- Recent outpatient antibiotic use is associated with increased odds of upper gastrointestinal (UGI) perforation in elderly patients.
Why this matters
- Minimising outpatient exposure to antibiotics may reduce incidence of UGI perforations, ultimately reducing morbidity and mortality.
- Researchers analysed the health records of patients aged ≥65 years who were hospitalised with UGI perforations in the stomach or small intestine (n=504; 67.5 women; 88.1% white), comparing antibiotic exposures and outcomes with those of age- and sex-matched control patients without UGI perforations (n=2016).
- Funding: NIH; Agency for Healthcare Research Quality.
- Patients with UGI perforations were more likely than control patients to have antibiotic exposure before admission:
- 0-30 days: 19% vs 3% (P<.001>
- 31-60 days: 5% vs 2% (P<.001>
- Antibiotic exposure within 30 days before admission was associated with the greatest risk for UGI perforation (OR, 6.8; 95% CI, 4.8-9.8), after adjustments for race, Elixhauser comorbidity scores, and use of proton pump inhibitors (PPIs), NSAIDs, or steroids.
- The study did not account for the use of over-the-counter PPIs and NSAIDs.
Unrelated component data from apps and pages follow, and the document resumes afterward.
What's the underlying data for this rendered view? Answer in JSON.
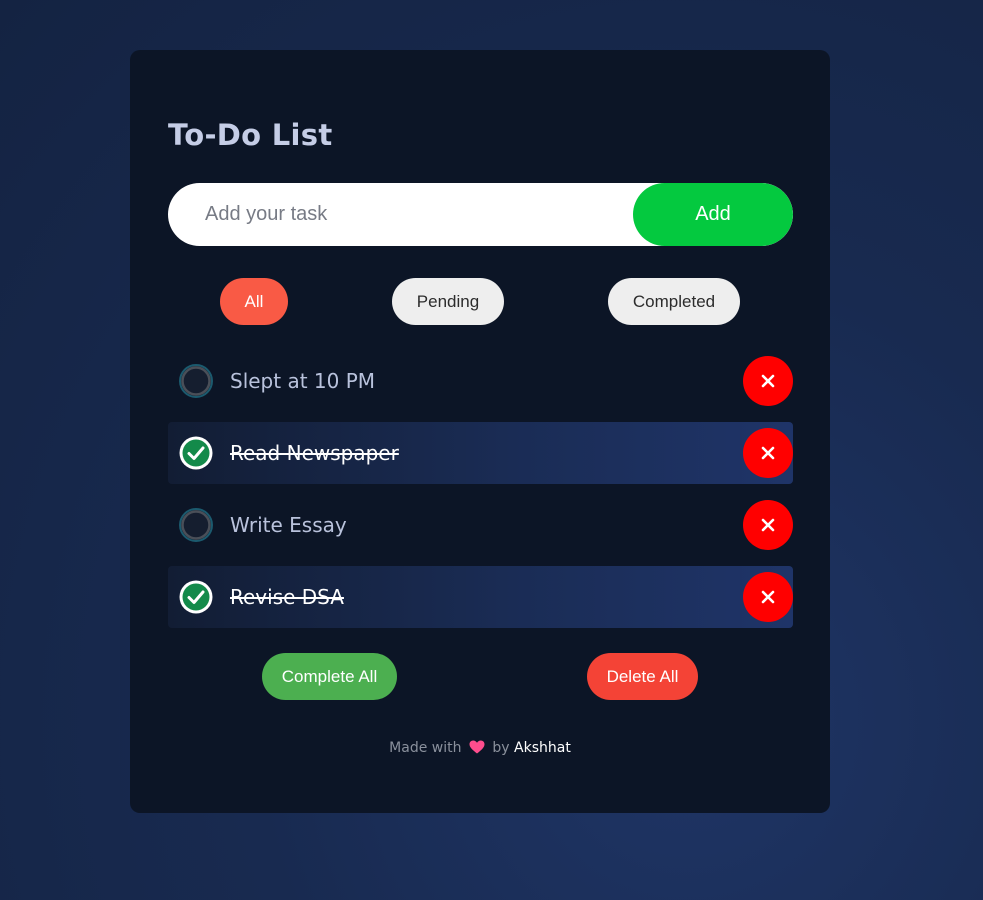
{
  "app": {
    "title": "To-Do List"
  },
  "input": {
    "placeholder": "Add your task",
    "value": "",
    "add_label": "Add"
  },
  "filters": [
    {
      "label": "All",
      "active": true
    },
    {
      "label": "Pending",
      "active": false
    },
    {
      "label": "Completed",
      "active": false
    }
  ],
  "tasks": [
    {
      "text": "Slept at 10 PM",
      "completed": false
    },
    {
      "text": "Read Newspaper",
      "completed": true
    },
    {
      "text": "Write Essay",
      "completed": false
    },
    {
      "text": "Revise DSA",
      "completed": true
    }
  ],
  "actions": {
    "complete_all_label": "Complete All",
    "delete_all_label": "Delete All"
  },
  "footer": {
    "prefix": "Made with",
    "middle": "by",
    "author": "Akshhat"
  },
  "icons": {
    "delete": "close-icon",
    "checked": "check-circle-icon",
    "unchecked": "empty-circle-icon",
    "heart": "heart-icon"
  },
  "colors": {
    "accent_add": "#04c93f",
    "filter_active": "#f95a45",
    "delete_button": "#ff0000",
    "complete_all": "#4caf50",
    "delete_all": "#f44336",
    "check_green": "#138a4a"
  }
}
- Antibiotic exposures were based on dates of dispensation, numbers of doses, and instructions for use.